I'm not sure when the disturbance began. Early on I was probably distracted by Sammy's Cabbage
Patchness, or that heart-breaking newborn cry of his. At some point fairly early in the flight, however, I became painfully aware of what I was dealing with. I should say what "we" were dealing with given that she affected at least a dozen people - certainly those seated directly in front of, behind, and next to her, but those across the aisle and a couple back as well. I was one row behind on the other side of the aisle and could not escape. The "she" in this story didn't have gas, wasn't snoring and didn't fall asleep and slobber on her neighbor's shoulder. Those fairly typical airline experiences would have been preferable. No, in this case, "she" turned around in her seat to talk to someone in the row behind her. For the entire flight. No exaggeration. Certainly that would have annoyed the person sitting next to her or next to the person she was speaking to, but here's where it gets ugly. This MAAPE -- Most Annoying Airline Passenger Ever -- spoke loudly enough for my dad, my mother-in-law, and the deaf guy on Project Runway to hear her. Did I mention this continued for more than three hours?

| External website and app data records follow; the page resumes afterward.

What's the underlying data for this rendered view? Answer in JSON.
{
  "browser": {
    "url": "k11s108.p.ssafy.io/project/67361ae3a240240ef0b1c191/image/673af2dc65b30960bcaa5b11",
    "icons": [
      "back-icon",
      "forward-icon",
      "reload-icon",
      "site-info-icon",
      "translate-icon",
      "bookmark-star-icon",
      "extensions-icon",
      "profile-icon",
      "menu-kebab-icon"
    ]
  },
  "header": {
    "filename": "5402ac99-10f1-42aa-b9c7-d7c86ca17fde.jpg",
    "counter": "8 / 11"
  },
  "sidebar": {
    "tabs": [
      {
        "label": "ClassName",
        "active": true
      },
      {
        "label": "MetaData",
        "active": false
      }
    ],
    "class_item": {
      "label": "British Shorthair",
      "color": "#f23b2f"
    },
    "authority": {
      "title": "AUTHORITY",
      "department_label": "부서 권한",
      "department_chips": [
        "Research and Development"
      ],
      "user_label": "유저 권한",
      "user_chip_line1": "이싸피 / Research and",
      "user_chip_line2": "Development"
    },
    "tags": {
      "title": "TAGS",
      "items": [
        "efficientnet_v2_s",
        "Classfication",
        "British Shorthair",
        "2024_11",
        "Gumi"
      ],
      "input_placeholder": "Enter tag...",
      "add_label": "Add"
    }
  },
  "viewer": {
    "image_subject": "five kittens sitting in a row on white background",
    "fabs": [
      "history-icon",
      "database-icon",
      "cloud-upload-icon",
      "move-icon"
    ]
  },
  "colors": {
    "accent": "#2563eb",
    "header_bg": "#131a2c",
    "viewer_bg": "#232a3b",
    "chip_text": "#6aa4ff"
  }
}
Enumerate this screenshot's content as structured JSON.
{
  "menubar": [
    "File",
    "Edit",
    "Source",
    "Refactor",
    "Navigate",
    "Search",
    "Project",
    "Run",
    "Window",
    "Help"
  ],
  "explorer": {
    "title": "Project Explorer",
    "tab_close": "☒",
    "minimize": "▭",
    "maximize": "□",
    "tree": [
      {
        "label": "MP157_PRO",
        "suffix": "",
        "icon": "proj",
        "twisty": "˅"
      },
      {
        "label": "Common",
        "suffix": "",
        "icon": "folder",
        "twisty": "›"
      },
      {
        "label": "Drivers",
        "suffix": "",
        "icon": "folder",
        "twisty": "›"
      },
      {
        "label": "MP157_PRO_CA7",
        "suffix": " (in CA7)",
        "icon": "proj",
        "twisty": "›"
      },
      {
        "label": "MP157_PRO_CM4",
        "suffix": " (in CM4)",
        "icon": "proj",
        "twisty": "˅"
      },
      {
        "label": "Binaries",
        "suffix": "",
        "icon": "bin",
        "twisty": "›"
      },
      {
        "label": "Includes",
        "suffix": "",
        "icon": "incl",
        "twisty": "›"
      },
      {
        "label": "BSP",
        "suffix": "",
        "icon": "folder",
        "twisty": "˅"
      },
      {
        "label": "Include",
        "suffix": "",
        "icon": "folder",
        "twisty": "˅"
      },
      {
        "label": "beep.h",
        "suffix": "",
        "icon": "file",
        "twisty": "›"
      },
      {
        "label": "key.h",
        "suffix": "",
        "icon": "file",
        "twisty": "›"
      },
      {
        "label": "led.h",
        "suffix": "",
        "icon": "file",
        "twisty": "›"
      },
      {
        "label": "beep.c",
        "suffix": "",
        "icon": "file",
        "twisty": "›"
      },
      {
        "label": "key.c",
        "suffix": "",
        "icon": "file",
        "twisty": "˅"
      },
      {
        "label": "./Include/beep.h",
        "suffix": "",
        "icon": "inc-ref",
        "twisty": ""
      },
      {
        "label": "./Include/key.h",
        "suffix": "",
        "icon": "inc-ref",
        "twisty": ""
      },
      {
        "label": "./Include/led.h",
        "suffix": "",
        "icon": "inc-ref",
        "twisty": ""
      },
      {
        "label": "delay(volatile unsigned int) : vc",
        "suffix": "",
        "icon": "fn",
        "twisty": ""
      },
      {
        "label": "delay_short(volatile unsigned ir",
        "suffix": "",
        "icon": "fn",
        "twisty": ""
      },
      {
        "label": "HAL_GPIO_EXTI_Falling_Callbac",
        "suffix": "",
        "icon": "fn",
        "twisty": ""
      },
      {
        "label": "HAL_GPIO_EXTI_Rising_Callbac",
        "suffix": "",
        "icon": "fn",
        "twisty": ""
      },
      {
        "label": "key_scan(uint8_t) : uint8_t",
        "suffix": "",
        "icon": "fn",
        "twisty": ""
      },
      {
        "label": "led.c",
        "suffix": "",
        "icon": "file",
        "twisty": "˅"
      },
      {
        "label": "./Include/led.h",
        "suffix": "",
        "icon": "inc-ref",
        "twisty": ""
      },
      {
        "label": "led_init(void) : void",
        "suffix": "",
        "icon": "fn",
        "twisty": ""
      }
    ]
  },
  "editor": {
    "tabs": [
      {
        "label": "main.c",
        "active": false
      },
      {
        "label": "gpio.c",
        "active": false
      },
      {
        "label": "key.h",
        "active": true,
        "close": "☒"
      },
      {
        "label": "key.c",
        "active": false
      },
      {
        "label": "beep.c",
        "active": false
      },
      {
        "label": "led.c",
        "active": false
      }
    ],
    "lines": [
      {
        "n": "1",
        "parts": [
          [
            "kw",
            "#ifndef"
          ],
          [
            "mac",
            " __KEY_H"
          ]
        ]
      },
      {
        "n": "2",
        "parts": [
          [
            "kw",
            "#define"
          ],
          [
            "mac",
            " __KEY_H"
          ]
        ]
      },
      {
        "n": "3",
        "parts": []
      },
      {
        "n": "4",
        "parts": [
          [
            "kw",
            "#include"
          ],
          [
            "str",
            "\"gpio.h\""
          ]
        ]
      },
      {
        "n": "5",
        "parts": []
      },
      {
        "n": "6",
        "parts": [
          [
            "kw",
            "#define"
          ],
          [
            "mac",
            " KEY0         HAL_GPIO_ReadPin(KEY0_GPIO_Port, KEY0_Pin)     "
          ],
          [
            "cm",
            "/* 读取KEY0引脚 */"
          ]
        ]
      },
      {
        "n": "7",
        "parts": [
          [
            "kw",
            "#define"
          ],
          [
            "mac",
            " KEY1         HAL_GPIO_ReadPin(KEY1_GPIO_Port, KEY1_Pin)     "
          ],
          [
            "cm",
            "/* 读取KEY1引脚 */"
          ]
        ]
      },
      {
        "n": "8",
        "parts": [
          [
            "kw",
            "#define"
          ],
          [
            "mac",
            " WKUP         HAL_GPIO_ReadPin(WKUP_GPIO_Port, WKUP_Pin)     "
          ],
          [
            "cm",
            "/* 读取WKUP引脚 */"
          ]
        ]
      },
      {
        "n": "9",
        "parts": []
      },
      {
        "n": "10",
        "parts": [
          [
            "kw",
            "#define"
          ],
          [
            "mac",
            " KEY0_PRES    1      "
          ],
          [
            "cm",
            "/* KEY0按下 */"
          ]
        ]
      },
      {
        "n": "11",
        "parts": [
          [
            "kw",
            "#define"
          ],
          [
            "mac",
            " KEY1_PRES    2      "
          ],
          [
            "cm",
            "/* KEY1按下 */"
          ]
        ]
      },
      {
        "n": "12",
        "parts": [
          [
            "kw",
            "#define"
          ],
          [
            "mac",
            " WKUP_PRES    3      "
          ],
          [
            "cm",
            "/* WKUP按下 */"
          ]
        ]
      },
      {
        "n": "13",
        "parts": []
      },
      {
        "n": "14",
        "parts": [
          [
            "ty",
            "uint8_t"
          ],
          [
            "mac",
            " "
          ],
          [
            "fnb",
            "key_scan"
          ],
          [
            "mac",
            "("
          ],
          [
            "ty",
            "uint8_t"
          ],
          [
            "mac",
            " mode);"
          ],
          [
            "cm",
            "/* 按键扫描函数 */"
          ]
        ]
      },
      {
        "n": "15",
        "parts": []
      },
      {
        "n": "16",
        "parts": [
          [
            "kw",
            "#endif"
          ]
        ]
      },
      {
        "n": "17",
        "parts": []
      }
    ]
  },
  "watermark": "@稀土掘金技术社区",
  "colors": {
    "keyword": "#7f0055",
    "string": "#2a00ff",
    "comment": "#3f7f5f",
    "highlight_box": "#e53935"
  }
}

You know how people come together in times of crisis or despair? They form a special bond having lived through a terrible experience together. Well, that's what happened to passengers in rows 14-17 on flight 1752. As the hours went by, trips to the bathroom were opportunities to share a sympathetic and somewhat crazed smile. When the MAAPE volume increased, or she took a rare breath, our brothers and sisters in travel hell turned their heads to look at one another and communicate their frustration wordlessly. The poor guy next to me was trying to get work done, but gave up because he couldn't concentrate. Even earplugs didn't help block the noise. About two-plus hours into it I turned to my husband and told him I was going to say something (in keeping with my Grumpy Old Woman status). It seemed absurd that we should all suffer when perhaps she just didn't realize she was a loud talker (the polar opposite of Seinfeld's low talker). My husband, never one to make a scene, told me not to. Why I listened to him is beyond me. I said nothing and the dozen-plus people around her suffered in silence. Until...

One man, seated in front of me (the aisle across from the MAAPE) finally could hold his tongue no longer. He stated, loudly enough for all of us to hear, "Thank God this isn't an overseas flight! Three hours straight?! Seriously??" In the ultimate display of camaraderie, a gentleman sitting in front of the MAAPE passed back one of those airline-sized bottles of whiskey. Followed by one filled with vodka. Followed by a can of Coke. "So this is how you're surviving!," replied the grateful fellow passenger who took the whiskey in one shot. The laughter united us, and the MAAPE turned around and smiled, wondering about the joke she must have missed. She then continued talking. As loudly as before. We all had one more good laugh at her expense when I sneezed (never a subtle thing on my part) and my quick-witted son Ian announced for everyone to hear, "Geez, Mom, must you be so LOUD!" Love that kid.

When at last the plane landed and passengers disembarked, the palpable tension was broken and along with sighs of relief were comments and questions like, "Why didn't someone say something?" (We can all blame it on Rob.) One woman suggested the flight attendant should have spoken for all of us. The attendant responded with "I couldn't believe it. I kept thinking she had to stop eventually, but she just kept going."

I learned several valuable lesson on this flight:
  1. Everyone should own noise-canceling headphones.
  2. Alcohol is a good idea, regardless of whether you need it to calm your nerves.
  3. Never listen to your husband when it comes to dealing with a problem.
Oh, and one more thing. Don't diss the baby. Little Samuel slept through the whole thing. Lucky little Cabbage Patch kid.